Excerpted data section start

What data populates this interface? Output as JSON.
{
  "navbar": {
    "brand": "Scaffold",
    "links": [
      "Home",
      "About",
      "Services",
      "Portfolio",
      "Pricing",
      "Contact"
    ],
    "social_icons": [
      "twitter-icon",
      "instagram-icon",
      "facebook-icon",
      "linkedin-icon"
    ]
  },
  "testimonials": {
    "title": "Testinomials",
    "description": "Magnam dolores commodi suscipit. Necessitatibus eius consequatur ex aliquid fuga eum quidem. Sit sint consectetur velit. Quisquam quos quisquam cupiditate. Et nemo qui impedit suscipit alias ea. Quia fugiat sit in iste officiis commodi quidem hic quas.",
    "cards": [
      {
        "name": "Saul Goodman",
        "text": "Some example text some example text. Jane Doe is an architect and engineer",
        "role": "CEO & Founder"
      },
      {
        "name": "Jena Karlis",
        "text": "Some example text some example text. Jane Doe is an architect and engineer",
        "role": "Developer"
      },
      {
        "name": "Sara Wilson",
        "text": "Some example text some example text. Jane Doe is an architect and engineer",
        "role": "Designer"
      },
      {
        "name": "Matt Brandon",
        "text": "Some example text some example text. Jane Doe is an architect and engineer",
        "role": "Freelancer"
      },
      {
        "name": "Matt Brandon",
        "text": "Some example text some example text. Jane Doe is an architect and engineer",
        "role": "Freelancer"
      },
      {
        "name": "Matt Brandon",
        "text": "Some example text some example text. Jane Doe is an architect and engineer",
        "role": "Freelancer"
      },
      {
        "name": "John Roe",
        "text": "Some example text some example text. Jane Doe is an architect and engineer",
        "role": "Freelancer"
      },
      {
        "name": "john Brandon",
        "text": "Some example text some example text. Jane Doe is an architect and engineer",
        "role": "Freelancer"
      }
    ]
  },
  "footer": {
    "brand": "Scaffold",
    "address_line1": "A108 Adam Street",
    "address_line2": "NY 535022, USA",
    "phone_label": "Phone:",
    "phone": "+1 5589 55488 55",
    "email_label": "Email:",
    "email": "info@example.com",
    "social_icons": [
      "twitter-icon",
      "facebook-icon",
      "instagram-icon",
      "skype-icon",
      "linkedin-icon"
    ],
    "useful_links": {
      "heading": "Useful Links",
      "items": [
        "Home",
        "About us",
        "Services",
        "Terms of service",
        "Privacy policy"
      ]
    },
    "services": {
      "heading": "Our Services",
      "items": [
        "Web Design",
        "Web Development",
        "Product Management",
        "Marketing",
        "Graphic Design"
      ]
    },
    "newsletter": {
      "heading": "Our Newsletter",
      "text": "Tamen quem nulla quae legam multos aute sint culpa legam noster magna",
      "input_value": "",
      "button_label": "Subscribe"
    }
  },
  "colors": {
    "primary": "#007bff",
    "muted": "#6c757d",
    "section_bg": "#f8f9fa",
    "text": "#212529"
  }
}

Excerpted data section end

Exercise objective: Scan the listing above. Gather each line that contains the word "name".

Output of the task:
        "name": "Saul Goodman",
        "name": "Jena Karlis",
        "name": "Sara Wilson",
        "name": "Matt Brandon",
        "name": "Matt Brandon",
        "name": "Matt Brandon",
        "name": "John Roe",
        "name": "john Brandon",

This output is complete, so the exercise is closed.